Fast-tracking ideas
Within a week(!) of contributing patches to the HTTP Server project, I was voted in as an Apache Committer, much to my surprise. Even more surprising was the attitude at Apache, especially the Infrastructure Team: If you want to do something, go ahead and do it (with minimal supervision). Here's a server you can hack on, here's a place you can put your code, here's someone who will help review it! I had an idea of making a comment system for the HTTPd documentation, and (again) politely asked if it was at all possible that I could write it. At this point in time, I was expecting a bureaucratic NO, with some explanation of how they didn't know me (and thus, why would they entrust me with their hardware?). The answer was a very terse "JFDI, here's a FreeBSD jail for you". While I felt a bit scared of the general tone at the time, the notion that you could just do something without having to spend time gaining trust, requisitioning things, getting reviews prior to implementation and so on, was exhilarating to me: I could hack on something, I HAD A BOX TO EXPERIMENT ON, no strings attached! Again, the notion that you were inherently trusted was present. It didn't matter that I hadn't worked with infrastructure before, I had an idea that could solve a problem, and to them, that was all that mattered. Welcome to the team!

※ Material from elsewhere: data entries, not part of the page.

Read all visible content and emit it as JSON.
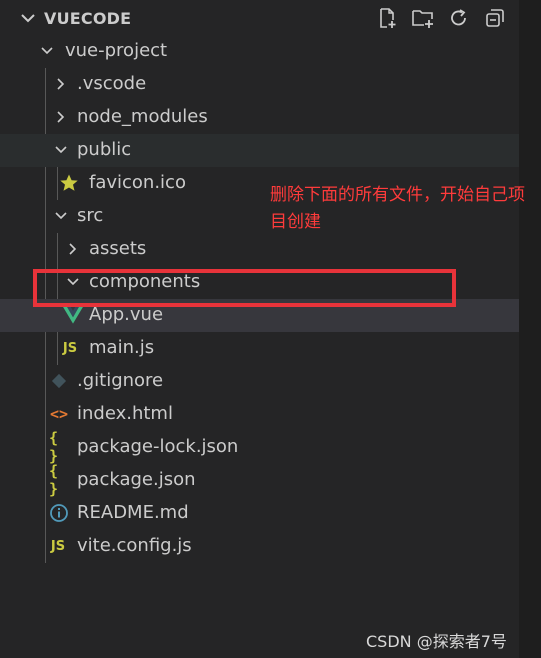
{
  "explorer": {
    "title": "VUECODE",
    "actions": [
      "new-file-icon",
      "new-folder-icon",
      "refresh-icon",
      "collapse-all-icon"
    ]
  },
  "tree": {
    "project": "vue-project",
    "vscode": ".vscode",
    "node_modules": "node_modules",
    "public": "public",
    "favicon": "favicon.ico",
    "src": "src",
    "assets": "assets",
    "components": "components",
    "app_vue": "App.vue",
    "main_js": "main.js",
    "gitignore": ".gitignore",
    "index_html": "index.html",
    "package_lock": "package-lock.json",
    "package_json": "package.json",
    "readme": "README.md",
    "vite_config": "vite.config.js"
  },
  "file_icons": {
    "js": "JS",
    "json": "{ }",
    "html": "<>"
  },
  "annotation": "删除下面的所有文件，开始自己项目创建",
  "watermark": "CSDN @探索者7号",
  "colors": {
    "sidebar_bg": "#252526",
    "selected_row": "#37373d",
    "annotation_red": "#ff3b3b",
    "box_red": "#e8333a",
    "vue_green": "#41b883",
    "js_yellow": "#cbcb41"
  }
}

And so I wrote a comment system for our documentation. It got implemented in the documentation, other projects saw it and said "can we please use this too?". Not long after, I was neck deep in infrastructure business, having discovered that Apache was not only the HTTP Server...It was a plethora of interconnected projects all sharing the same notion of coming together to solve problems and help make the world a better place through advancing computer science. Everywhere I looked inside Apache, the notion seemed the same: If you can help us, you're one of us. Don't care who you are, where you come from, as long as you can contribute in some way, you're welcome in our community as a valued member.

Fast-forward
So I joined another project, and another, and another. Today I am an official part of 10 Apache projects, on the Project Management Committee (PMC) in 8 of them. Do I know about these projects in extreme detail? Heck no! I can barely tell you what some of them really do, but that really doesn't matter at Apache. What matters is your willingness to contribute, no matter what your expertise level is, no matter what field of expertise is. If you have something to contribute, Apache will accept and love you. Just like a dog.

So put down your phone, stop facetweeting, and most importantly, stop thinking you can't possibly help or become a part of Apache. If you can write an email, you can help out. If you can fix typos, you can help out. If you can *sort* of code in a programming language, you can help out. If you can write newsletters, know how to fix a configuration error, help people on IRC, you can help out...and Apache will love you for it. And before you know it, you'll be a deeply integrated part of the Apache community.

If you are in doubt as to what project you would or could contribute to, Apache has an awesome Community Development project that helps mentor and engage people in projects, as well as teach about how the foundation and projects work. For more information, head on over to https://community.apache.org and check out the resources available to you. You can also check out https://projects.apache.org and see if you know one of Apache’s projects, or perhaps discover a new project that fits what you are interested in --welcome aboard!

# # #

"Success at Apache" is a new monthly blog series that focuses on the processes behind why the ASF "just works":

1) Project Independence https://s.apache.org/CE0V
2) All Carrot and No Stick https://s.apache.org/ykoG
3) Asynchronous Decision Making https://s.apache.org/PMvk
4) Rule of the Makers https://s.apache.org/yFgQ

Comments:

Post a Comment:
Comments are closed for this entry.

Calendar

Search

Hot Blogs (today's hits)

Tag Cloud

Categories

Feeds

Links

Navigation